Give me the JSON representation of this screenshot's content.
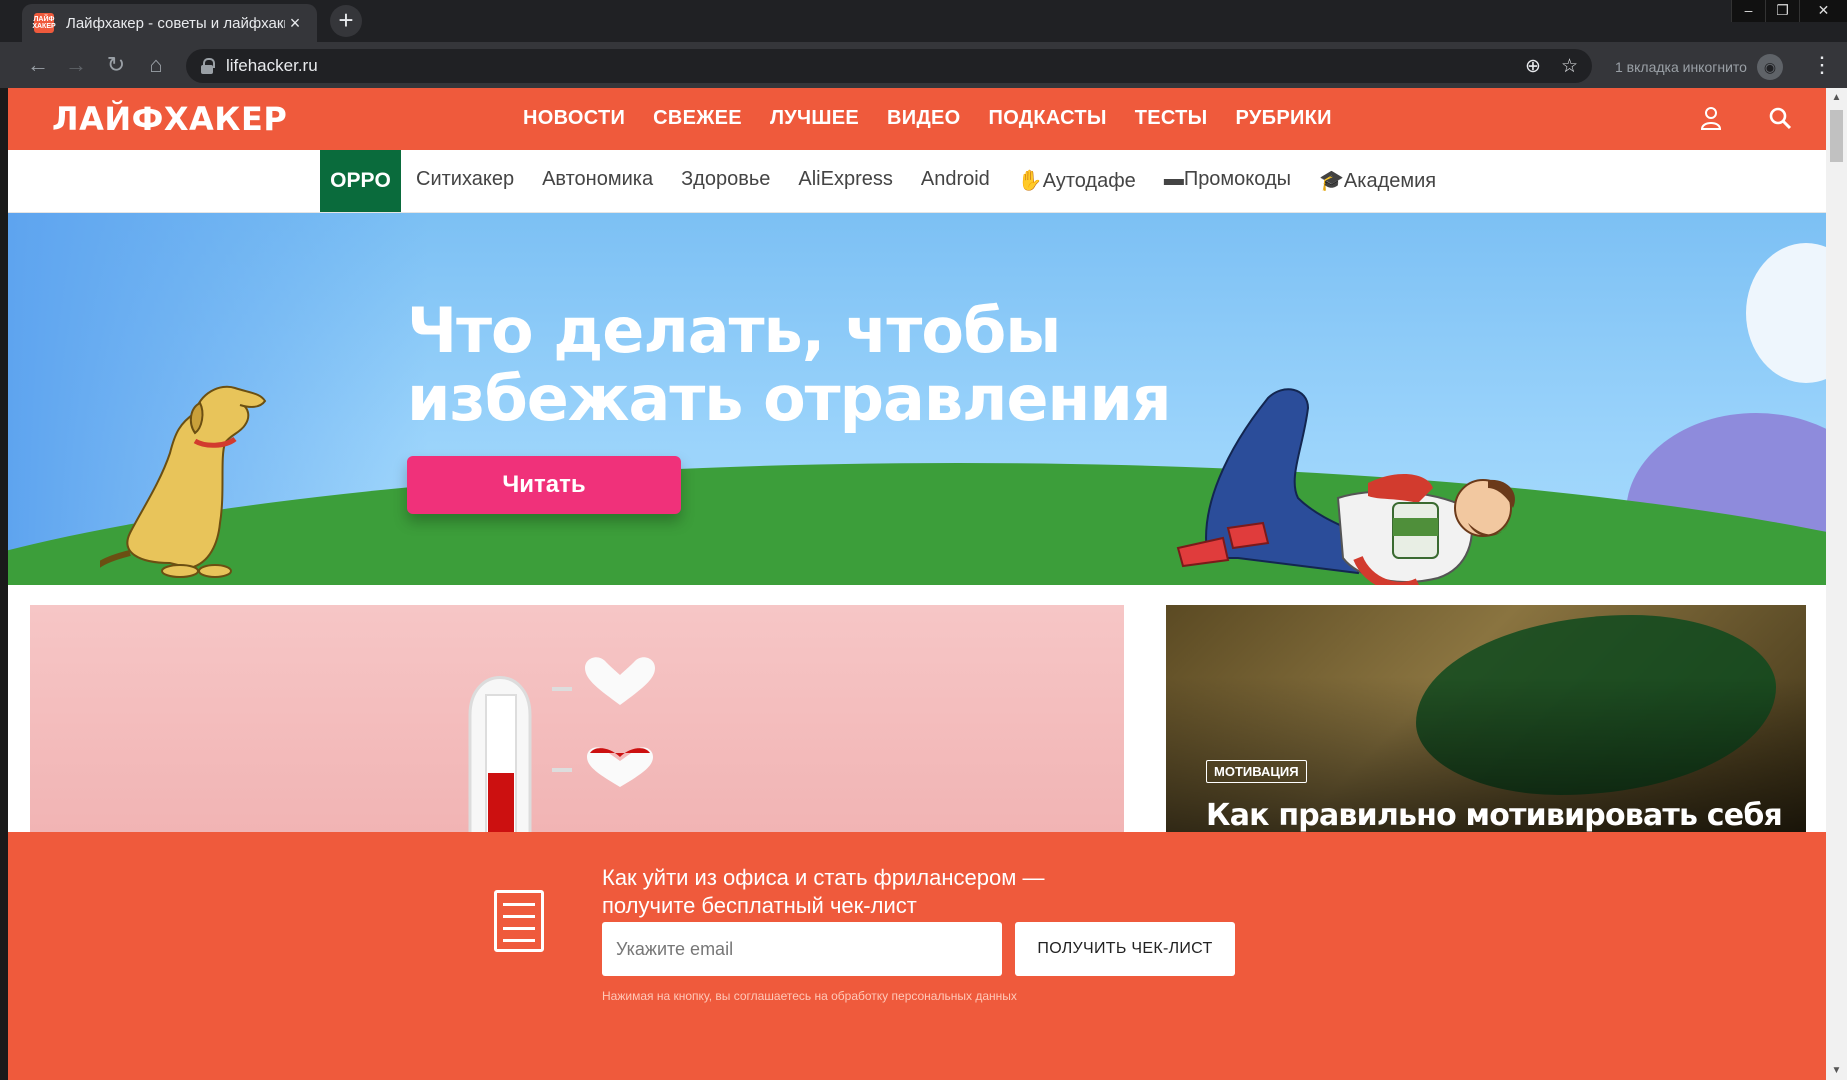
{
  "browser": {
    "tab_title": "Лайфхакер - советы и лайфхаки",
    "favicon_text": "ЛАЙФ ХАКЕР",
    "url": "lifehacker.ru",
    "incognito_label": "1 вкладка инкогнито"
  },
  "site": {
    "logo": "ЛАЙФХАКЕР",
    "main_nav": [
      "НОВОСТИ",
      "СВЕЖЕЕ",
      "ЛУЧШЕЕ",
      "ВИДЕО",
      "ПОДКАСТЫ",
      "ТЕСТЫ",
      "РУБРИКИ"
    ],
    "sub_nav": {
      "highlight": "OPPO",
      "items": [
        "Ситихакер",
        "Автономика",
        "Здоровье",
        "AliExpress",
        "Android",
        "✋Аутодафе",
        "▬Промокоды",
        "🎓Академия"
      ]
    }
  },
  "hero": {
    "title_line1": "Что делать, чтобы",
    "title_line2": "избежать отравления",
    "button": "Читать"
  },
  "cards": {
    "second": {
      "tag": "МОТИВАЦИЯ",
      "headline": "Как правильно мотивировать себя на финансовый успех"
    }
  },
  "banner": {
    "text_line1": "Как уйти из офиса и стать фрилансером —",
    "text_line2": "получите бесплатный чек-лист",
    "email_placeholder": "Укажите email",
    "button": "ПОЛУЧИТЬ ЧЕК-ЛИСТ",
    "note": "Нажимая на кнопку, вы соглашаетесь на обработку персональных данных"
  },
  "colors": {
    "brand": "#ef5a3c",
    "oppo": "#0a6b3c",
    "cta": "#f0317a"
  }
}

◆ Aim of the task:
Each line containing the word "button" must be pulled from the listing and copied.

◆ Exercise output:
    "button": "Читать"
    "button": "ПОЛУЧИТЬ ЧЕК-ЛИСТ",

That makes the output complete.